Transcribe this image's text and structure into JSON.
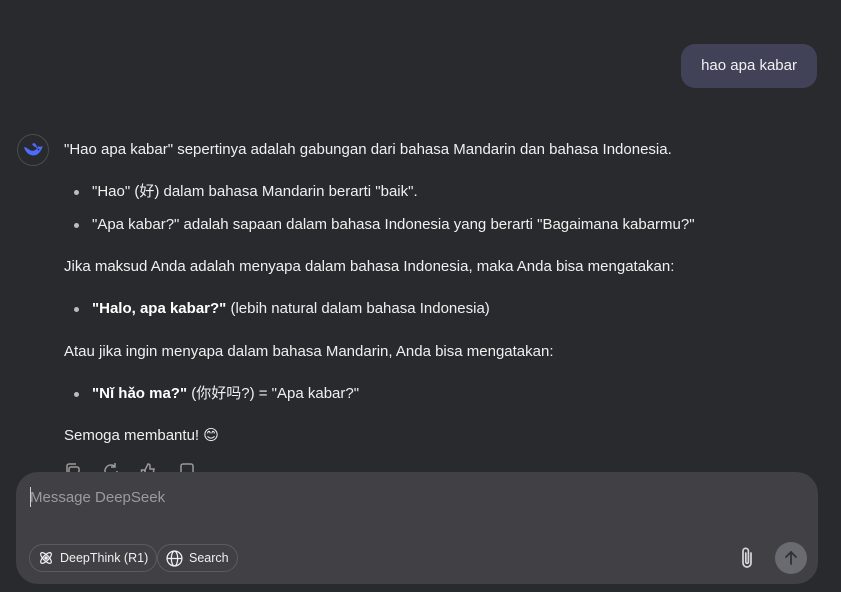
{
  "user_message": "hao apa kabar",
  "answer": {
    "intro": "\"Hao apa kabar\" sepertinya adalah gabungan dari bahasa Mandarin dan bahasa Indonesia.",
    "list1": [
      "\"Hao\" (好) dalam bahasa Mandarin berarti \"baik\".",
      "\"Apa kabar?\" adalah sapaan dalam bahasa Indonesia yang berarti \"Bagaimana kabarmu?\""
    ],
    "para2": "Jika maksud Anda adalah menyapa dalam bahasa Indonesia, maka Anda bisa mengatakan:",
    "item2_bold": "\"Halo, apa kabar?\"",
    "item2_rest": " (lebih natural dalam bahasa Indonesia)",
    "para3": "Atau jika ingin menyapa dalam bahasa Mandarin, Anda bisa mengatakan:",
    "item3_bold": "\"Nǐ hǎo ma?\"",
    "item3_rest": " (你好吗?) = \"Apa kabar?\"",
    "closing": "Semoga membantu! 😊"
  },
  "composer": {
    "placeholder": "Message DeepSeek",
    "deepthink_label": "DeepThink (R1)",
    "search_label": "Search"
  },
  "icons": {
    "avatar": "deepseek-whale-icon",
    "actions": [
      "copy-icon",
      "regenerate-icon",
      "thumbs-up-icon",
      "thumbs-down-icon"
    ],
    "deepthink": "atom-icon",
    "search": "globe-icon",
    "attach": "paperclip-icon",
    "send": "arrow-up-icon"
  },
  "colors": {
    "background": "#292a2d",
    "user_bubble": "#414158",
    "composer": "#404045",
    "accent": "#4d6bfe"
  }
}
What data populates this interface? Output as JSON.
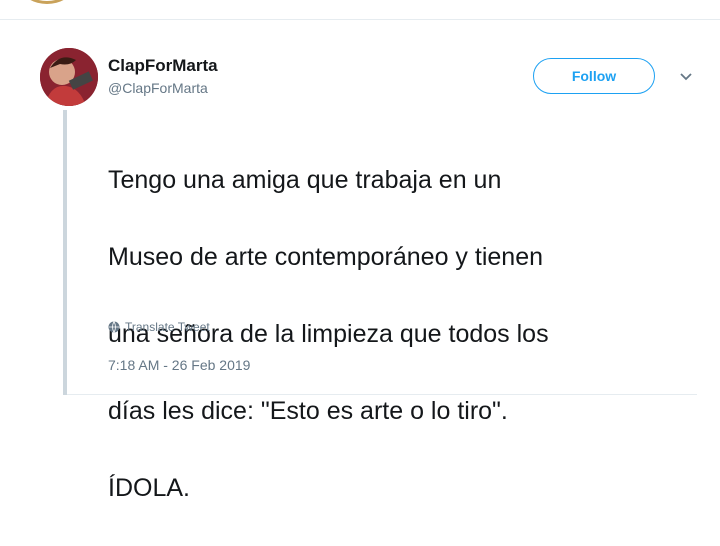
{
  "user": {
    "display_name": "ClapForMarta",
    "handle": "@ClapForMarta"
  },
  "actions": {
    "follow_label": "Follow"
  },
  "tweet": {
    "text_lines": [
      "Tengo una amiga que trabaja en un",
      "Museo de arte contemporáneo y tienen",
      "una señora de la limpieza que todos los",
      "días les dice: \"Esto es arte o lo tiro\".",
      "ÍDOLA."
    ],
    "translate_label": "Translate Tweet",
    "timestamp": "7:18 AM - 26 Feb 2019"
  },
  "colors": {
    "accent": "#1da1f2",
    "text": "#14171a",
    "muted": "#657786"
  },
  "icons": {
    "translate": "globe-icon",
    "more": "chevron-down-icon"
  }
}
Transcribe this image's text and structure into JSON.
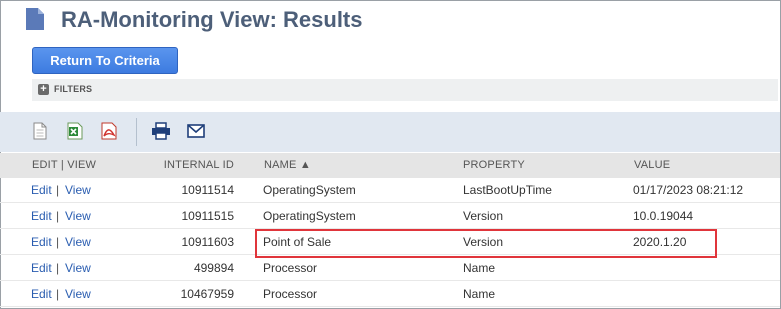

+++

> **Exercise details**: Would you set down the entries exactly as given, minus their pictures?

> **Exercise response**:
Transcribe this image's text and structure into JSON.
{
  "user_message": "hao apa kabar",
  "answer": {
    "intro": "\"Hao apa kabar\" sepertinya adalah gabungan dari bahasa Mandarin dan bahasa Indonesia.",
    "list1": [
      "\"Hao\" (好) dalam bahasa Mandarin berarti \"baik\".",
      "\"Apa kabar?\" adalah sapaan dalam bahasa Indonesia yang berarti \"Bagaimana kabarmu?\""
    ],
    "para2": "Jika maksud Anda adalah menyapa dalam bahasa Indonesia, maka Anda bisa mengatakan:",
    "item2_bold": "\"Halo, apa kabar?\"",
    "item2_rest": " (lebih natural dalam bahasa Indonesia)",
    "para3": "Atau jika ingin menyapa dalam bahasa Mandarin, Anda bisa mengatakan:",
    "item3_bold": "\"Nǐ hǎo ma?\"",
    "item3_rest": " (你好吗?) = \"Apa kabar?\"",
    "closing": "Semoga membantu! 😊"
  },
  "composer": {
    "placeholder": "Message DeepSeek",
    "deepthink_label": "DeepThink (R1)",
    "search_label": "Search"
  },
  "icons": {
    "avatar": "deepseek-whale-icon",
    "actions": [
      "copy-icon",
      "regenerate-icon",
      "thumbs-up-icon",
      "thumbs-down-icon"
    ],
    "deepthink": "atom-icon",
    "search": "globe-icon",
    "attach": "paperclip-icon",
    "send": "arrow-up-icon"
  },
  "colors": {
    "background": "#292a2d",
    "user_bubble": "#414158",
    "composer": "#404045",
    "accent": "#4d6bfe"
  }
}
What data populates this interface? Output as JSON.
{
  "user": {
    "display_name": "ClapForMarta",
    "handle": "@ClapForMarta"
  },
  "actions": {
    "follow_label": "Follow"
  },
  "tweet": {
    "text_lines": [
      "Tengo una amiga que trabaja en un",
      "Museo de arte contemporáneo y tienen",
      "una señora de la limpieza que todos los",
      "días les dice: \"Esto es arte o lo tiro\".",
      "ÍDOLA."
    ],
    "translate_label": "Translate Tweet",
    "timestamp": "7:18 AM - 26 Feb 2019"
  },
  "colors": {
    "accent": "#1da1f2",
    "text": "#14171a",
    "muted": "#657786"
  },
  "icons": {
    "translate": "globe-icon",
    "more": "chevron-down-icon"
  }
}
Transcribe this image's text and structure into JSON.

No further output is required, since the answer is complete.